Most of us non-vegetarians eat sausage usually by grilling or having the sausage in a sauce, stew, soup or on a piece of bread with condiments, sauerkraut, peppers and onions, etc. Just writing about it makes me hungry, as I’m an unabashed non-vegetarian!
So, how else can one serve sausage? I recently found an intriguing recipe that is not your standard pasta, sausage and broccoli rabe concoction and tried out with my husband Matt. It was delicious and a very easy weeknight meal and prefect for a cold New England winter evening. I served it only with a simple salad. It would also be good with a side of pasta (orecchiette would be my choice), with olive oil, garlic, pepper, salt and Parmigiano Reggiano with a sprinkle of fresh parsley. Hope you enjoy the recipe as much as we did!
Roasted Sausage & Grapes
This is a simple recipe that delivers lots of flavor and visual interest, Although the recipes calls only for red grapes, I think a combo of both red and green grapes would look very nice too. If you can find a good fresh Itilain sausage from a small batch producer all the better!
1 1/2 pounds red seedless grapes ( approx 3 1/2 cups)
3 medium shallots - thinly sliced
2 springs rosemary 4-5 inches long - removed from stem and roughly chopped
1 tablespoon fennel seeds
1 1/2 pounds for uncooked fresh hot or sweet Italian sausage
1/4 cup of O'Live A Little's Italian Herb Extra Virgin Olive Oil

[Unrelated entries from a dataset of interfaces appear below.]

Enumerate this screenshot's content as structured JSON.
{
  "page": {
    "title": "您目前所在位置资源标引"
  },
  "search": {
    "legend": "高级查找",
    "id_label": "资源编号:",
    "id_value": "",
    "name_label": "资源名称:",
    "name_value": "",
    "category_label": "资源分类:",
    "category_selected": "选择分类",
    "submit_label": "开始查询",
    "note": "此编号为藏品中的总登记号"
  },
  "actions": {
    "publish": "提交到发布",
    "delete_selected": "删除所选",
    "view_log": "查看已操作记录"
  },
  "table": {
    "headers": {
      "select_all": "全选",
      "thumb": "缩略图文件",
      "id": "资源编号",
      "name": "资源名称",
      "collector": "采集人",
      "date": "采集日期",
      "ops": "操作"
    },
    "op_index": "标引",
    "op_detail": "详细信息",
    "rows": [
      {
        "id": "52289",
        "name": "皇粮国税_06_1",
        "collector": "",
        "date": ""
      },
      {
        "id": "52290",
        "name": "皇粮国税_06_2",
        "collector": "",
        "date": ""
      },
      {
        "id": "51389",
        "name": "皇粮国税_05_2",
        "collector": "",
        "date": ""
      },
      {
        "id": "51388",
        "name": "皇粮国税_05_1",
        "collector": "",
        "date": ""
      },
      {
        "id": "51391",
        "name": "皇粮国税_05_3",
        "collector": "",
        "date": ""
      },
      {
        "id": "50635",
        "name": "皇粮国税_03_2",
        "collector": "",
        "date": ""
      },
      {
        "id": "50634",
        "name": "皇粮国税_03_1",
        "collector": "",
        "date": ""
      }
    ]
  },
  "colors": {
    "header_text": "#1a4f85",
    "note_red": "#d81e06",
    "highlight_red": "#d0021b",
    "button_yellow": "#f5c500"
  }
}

3 tablespoons O'Live A Little's Traditional Dark Balsamic Vinegar
Salt and pepper to taste
Heat oven to 425 degrees and ready a baking sheet lined with a silicone baking mat

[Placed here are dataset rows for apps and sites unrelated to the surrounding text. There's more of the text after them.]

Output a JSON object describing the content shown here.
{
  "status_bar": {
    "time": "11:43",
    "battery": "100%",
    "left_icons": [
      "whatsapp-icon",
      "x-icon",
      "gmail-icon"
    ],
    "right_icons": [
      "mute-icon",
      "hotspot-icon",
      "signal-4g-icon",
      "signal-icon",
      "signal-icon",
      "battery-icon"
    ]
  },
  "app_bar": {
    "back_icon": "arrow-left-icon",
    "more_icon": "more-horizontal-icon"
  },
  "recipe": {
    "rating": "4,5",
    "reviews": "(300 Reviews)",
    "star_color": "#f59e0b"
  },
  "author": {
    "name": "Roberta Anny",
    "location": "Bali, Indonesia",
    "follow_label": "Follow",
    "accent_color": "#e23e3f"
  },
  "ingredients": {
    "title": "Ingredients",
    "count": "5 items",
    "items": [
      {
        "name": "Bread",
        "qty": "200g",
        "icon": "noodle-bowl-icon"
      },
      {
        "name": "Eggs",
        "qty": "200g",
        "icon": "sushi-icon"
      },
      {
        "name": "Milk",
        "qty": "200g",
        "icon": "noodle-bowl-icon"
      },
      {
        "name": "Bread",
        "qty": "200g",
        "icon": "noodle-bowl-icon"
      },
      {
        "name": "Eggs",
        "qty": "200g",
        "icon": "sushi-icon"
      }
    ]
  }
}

Prick the sausage links all over with a fork and remove the grapes from the stems
Add the first 6 ingredients in to the bowl including the grapes and sausage
Add the Italian Herb Extra Virgin Olive Oil and toss to coat all.
Slide all the items in the bowl onto the prepared baking sheet and arrange in an even layer. Sprinkle with salt and pepper.
Roast for 25 - 30 minutes flipping the sausages and tossing the grapes half way though. The sausages and grapes are done when the sausages are browned, cooked through and the grapes have blistered and burst. 77
Drizzle the Traditional Dark Balsamic Vinegar over the sausages and grapes and toss to coat.